**Task requirements:** From the data below, return all lines holding the string "true".
=== Begin Enclosure ===
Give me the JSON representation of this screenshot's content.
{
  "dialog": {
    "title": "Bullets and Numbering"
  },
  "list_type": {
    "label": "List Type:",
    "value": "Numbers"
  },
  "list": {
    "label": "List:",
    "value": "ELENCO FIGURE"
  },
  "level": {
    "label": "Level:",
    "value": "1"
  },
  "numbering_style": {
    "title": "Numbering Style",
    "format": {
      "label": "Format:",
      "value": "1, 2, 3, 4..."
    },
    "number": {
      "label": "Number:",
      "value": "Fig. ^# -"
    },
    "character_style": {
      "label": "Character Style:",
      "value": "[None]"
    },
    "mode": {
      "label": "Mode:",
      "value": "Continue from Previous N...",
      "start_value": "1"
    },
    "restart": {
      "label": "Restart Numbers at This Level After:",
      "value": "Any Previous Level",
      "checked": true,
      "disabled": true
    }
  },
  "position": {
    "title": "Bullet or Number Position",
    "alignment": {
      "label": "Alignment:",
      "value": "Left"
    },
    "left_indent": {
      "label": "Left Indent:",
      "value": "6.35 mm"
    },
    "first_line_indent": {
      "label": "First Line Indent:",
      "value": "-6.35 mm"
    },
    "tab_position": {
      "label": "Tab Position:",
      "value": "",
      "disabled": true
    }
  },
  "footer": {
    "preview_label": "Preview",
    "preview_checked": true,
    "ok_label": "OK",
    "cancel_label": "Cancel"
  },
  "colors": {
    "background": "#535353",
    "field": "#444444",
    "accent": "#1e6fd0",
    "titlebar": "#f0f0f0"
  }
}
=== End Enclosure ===
**Response to this task:**
      "checked": true,
      "disabled": true
      "disabled": true
    "preview_checked": true,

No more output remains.